  • Ballina Town is one of the town's soccer clubs, playing their home matches at Belleek Park. The town is also represented by Ballina United.
  • In basketball, Team Loftus Recycling represent the town in Men's Division 1.
  • Ballina also has Mayo's only Gymnastics Training Centre, Nadia Gym.
  • Ballina Golf Club is an 18 hole parkland golf course on the outskirts of the town on the Bonniconlon Road. The course is a Par 71 course, 5933 metres long.
  • Ballina is also one of the bigger clubs in the county as regards athletics, with a floodlight outdoor 400m track and a large cross country pitch which often holds the AAI Connacht and Mayo finals.
  • The town also has a martial arts school, Moy Valley Freestyle.
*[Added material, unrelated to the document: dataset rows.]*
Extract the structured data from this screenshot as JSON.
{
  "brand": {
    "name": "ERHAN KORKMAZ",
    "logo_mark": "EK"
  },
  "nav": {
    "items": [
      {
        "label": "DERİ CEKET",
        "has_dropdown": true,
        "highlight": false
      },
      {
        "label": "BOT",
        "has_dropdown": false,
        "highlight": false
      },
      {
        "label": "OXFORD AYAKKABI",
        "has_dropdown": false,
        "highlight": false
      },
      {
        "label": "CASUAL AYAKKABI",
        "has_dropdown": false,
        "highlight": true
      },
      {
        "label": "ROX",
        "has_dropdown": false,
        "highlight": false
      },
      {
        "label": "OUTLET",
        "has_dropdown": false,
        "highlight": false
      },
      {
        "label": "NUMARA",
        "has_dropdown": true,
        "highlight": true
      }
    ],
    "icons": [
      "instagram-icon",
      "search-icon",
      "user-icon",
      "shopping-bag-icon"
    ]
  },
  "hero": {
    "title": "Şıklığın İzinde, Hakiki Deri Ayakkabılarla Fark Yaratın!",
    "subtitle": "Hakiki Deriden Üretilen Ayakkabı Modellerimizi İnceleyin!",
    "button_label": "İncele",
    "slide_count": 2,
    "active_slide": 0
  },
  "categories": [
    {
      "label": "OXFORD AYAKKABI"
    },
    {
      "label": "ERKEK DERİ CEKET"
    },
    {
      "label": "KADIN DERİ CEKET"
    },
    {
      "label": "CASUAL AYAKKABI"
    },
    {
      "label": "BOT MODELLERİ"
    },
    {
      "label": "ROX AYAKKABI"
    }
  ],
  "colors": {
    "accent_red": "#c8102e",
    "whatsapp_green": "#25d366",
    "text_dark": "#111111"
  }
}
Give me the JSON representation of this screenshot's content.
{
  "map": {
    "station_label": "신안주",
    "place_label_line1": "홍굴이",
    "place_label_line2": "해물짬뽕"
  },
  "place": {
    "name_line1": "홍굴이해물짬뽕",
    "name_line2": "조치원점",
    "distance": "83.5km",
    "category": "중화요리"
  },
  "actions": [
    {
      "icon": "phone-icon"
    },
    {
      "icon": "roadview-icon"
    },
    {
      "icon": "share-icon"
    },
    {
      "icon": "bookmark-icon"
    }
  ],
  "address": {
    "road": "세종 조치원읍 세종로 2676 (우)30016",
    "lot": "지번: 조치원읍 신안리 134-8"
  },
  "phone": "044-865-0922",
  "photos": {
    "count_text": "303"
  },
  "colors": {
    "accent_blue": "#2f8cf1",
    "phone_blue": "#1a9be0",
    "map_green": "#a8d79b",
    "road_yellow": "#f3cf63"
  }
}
This school studies a freestyle form of martial arts.
  • The local triathlon club Liquid Motion holds a triathlon in the town every summer, usually in July to coincide with The Ballina Street and Arts festival.
  • Ballina Rugby Football Club is located in the Quay and compete in Connacht Junior Division 1a.

Additional information[edit]

Prominent residents (past and present)[edit]

Rebecca Rooney Spouse of Terry Maughan

Twin towns and sister cities[edit]

Ballina is twinned with:

Northern Ireland Craigavon, Northern Ireland, United Kingdom
France Athis-Mons, Île-de-France, France
United States Pittsfield, Massachusetts, United States
United States Scranton, Pennsylvania, United States
Australia Ballina, New South Wales, Australia[10]

Photo gallery[edit]

See also[edit]

References[edit]

External links[edit]